Description of the task —
If a line in the entries below includes the string "data", copy it out.

Materials provided —
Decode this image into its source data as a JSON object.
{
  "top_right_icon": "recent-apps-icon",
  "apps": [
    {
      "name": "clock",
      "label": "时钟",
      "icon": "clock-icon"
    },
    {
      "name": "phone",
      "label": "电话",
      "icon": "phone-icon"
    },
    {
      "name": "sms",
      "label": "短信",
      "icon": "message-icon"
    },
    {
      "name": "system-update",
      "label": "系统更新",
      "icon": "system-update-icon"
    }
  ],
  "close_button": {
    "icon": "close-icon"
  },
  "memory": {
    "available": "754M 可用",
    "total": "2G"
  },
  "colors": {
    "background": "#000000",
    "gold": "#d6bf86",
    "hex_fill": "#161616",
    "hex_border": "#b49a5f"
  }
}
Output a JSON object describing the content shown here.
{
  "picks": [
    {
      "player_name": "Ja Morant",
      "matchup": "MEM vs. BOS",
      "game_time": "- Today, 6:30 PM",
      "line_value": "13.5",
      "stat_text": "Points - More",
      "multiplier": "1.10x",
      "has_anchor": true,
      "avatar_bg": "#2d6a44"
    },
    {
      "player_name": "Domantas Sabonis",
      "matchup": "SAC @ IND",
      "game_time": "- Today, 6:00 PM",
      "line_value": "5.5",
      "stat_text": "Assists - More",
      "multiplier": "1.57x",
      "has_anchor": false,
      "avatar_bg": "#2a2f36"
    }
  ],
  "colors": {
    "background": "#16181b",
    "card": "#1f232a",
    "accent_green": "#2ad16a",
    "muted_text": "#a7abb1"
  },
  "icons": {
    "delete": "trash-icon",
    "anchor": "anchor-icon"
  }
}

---

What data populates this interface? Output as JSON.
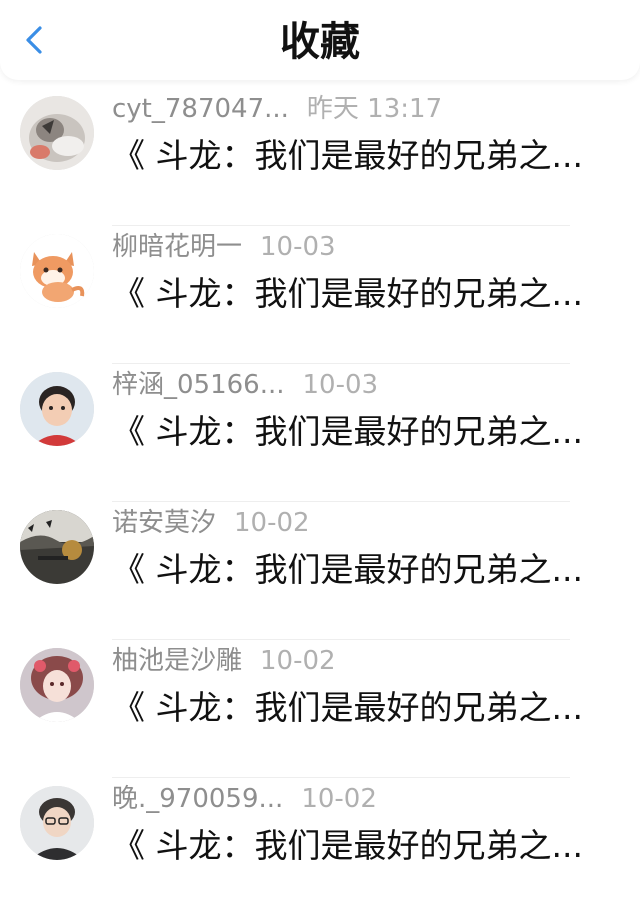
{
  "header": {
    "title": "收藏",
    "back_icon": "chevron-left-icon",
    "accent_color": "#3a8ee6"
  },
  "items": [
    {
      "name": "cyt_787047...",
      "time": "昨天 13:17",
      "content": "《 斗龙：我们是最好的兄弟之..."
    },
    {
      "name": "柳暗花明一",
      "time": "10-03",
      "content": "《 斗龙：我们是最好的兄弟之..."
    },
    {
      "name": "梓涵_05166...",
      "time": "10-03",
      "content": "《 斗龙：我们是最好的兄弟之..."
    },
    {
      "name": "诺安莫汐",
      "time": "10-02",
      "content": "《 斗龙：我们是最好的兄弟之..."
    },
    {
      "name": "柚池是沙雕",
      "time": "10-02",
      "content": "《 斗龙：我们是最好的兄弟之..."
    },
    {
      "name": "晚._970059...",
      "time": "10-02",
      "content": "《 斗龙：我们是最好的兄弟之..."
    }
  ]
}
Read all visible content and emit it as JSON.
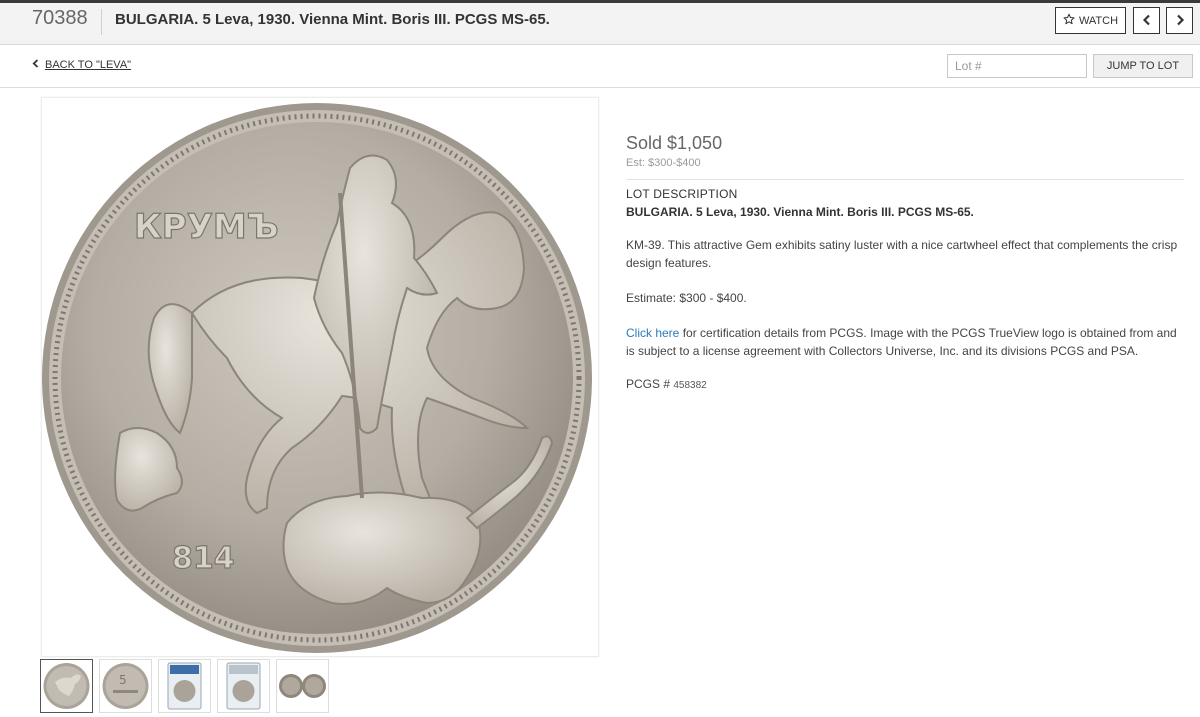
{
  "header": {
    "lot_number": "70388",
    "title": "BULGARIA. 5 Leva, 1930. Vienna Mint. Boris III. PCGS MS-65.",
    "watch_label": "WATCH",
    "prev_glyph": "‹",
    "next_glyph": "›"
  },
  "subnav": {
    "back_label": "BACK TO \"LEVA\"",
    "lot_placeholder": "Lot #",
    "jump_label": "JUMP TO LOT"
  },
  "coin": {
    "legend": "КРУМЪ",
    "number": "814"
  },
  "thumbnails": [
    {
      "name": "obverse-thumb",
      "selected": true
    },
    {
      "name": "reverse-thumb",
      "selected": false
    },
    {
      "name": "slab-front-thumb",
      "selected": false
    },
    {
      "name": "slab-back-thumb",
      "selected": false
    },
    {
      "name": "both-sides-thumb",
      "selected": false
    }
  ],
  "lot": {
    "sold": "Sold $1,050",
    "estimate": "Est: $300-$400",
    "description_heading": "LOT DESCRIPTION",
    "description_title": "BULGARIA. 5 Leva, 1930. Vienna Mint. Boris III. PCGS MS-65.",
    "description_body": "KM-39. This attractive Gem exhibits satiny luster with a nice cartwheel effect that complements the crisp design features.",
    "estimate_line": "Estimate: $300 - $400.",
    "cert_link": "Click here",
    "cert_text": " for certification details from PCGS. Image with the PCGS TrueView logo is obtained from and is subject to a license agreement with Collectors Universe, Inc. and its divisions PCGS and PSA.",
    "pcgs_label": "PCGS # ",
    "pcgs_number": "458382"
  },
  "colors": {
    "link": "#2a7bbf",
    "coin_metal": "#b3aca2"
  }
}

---

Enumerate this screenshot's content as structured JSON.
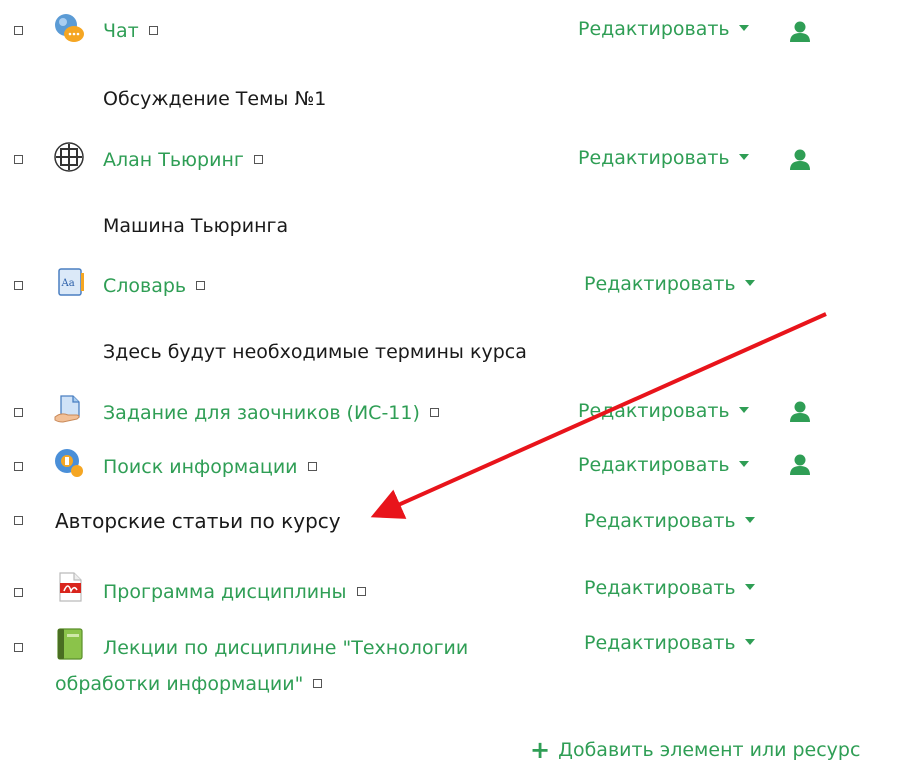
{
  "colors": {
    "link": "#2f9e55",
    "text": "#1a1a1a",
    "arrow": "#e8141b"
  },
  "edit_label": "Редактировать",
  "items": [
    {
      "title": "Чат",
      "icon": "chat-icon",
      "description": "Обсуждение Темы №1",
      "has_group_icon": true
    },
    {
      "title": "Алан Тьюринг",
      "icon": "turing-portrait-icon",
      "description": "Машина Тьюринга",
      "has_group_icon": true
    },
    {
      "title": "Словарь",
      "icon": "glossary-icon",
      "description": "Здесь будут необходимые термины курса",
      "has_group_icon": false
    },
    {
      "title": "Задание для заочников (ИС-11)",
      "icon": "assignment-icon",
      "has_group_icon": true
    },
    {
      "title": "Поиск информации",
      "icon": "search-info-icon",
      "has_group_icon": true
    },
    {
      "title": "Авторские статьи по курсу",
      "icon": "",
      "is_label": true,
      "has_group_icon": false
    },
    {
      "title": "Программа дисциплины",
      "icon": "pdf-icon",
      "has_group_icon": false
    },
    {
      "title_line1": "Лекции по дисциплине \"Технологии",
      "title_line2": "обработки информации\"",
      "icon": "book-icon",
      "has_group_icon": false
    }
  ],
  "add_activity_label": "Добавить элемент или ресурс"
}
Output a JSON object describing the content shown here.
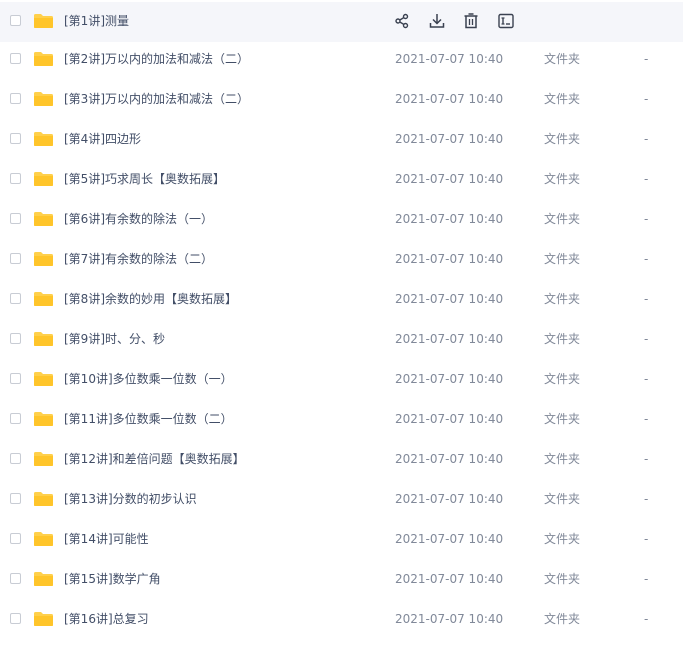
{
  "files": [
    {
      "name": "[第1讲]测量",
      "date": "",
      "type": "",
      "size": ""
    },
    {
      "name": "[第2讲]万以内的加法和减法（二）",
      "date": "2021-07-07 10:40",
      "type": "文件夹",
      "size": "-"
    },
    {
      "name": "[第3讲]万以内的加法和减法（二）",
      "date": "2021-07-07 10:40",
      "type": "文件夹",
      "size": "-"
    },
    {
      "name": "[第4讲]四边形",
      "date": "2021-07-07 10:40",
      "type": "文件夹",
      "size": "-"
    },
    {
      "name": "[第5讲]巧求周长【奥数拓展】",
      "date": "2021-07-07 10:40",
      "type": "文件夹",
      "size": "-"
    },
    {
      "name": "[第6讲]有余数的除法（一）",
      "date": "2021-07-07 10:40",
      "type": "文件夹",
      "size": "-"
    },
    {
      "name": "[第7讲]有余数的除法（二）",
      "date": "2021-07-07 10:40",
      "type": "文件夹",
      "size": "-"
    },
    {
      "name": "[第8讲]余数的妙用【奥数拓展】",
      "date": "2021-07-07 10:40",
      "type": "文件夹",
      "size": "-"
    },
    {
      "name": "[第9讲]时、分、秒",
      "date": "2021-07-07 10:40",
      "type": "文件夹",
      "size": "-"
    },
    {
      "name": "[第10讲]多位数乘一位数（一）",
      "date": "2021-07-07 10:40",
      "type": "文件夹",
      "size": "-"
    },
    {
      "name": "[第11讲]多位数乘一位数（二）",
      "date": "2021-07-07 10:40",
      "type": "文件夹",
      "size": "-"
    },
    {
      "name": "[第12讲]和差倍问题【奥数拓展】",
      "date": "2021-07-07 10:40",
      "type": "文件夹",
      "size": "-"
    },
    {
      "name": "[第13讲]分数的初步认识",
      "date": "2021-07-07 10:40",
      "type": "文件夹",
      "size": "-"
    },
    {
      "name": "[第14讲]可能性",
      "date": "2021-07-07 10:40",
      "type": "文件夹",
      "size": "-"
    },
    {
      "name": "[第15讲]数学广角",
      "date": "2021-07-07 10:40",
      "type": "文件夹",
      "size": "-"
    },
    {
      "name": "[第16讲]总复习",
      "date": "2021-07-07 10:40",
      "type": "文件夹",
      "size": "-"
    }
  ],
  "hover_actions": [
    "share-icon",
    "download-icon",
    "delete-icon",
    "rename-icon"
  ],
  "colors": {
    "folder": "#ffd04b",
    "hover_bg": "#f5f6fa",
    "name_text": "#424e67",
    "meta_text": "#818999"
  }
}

Expected answer —
Decode this image into its source data as a JSON object.
What data populates this interface? Output as JSON.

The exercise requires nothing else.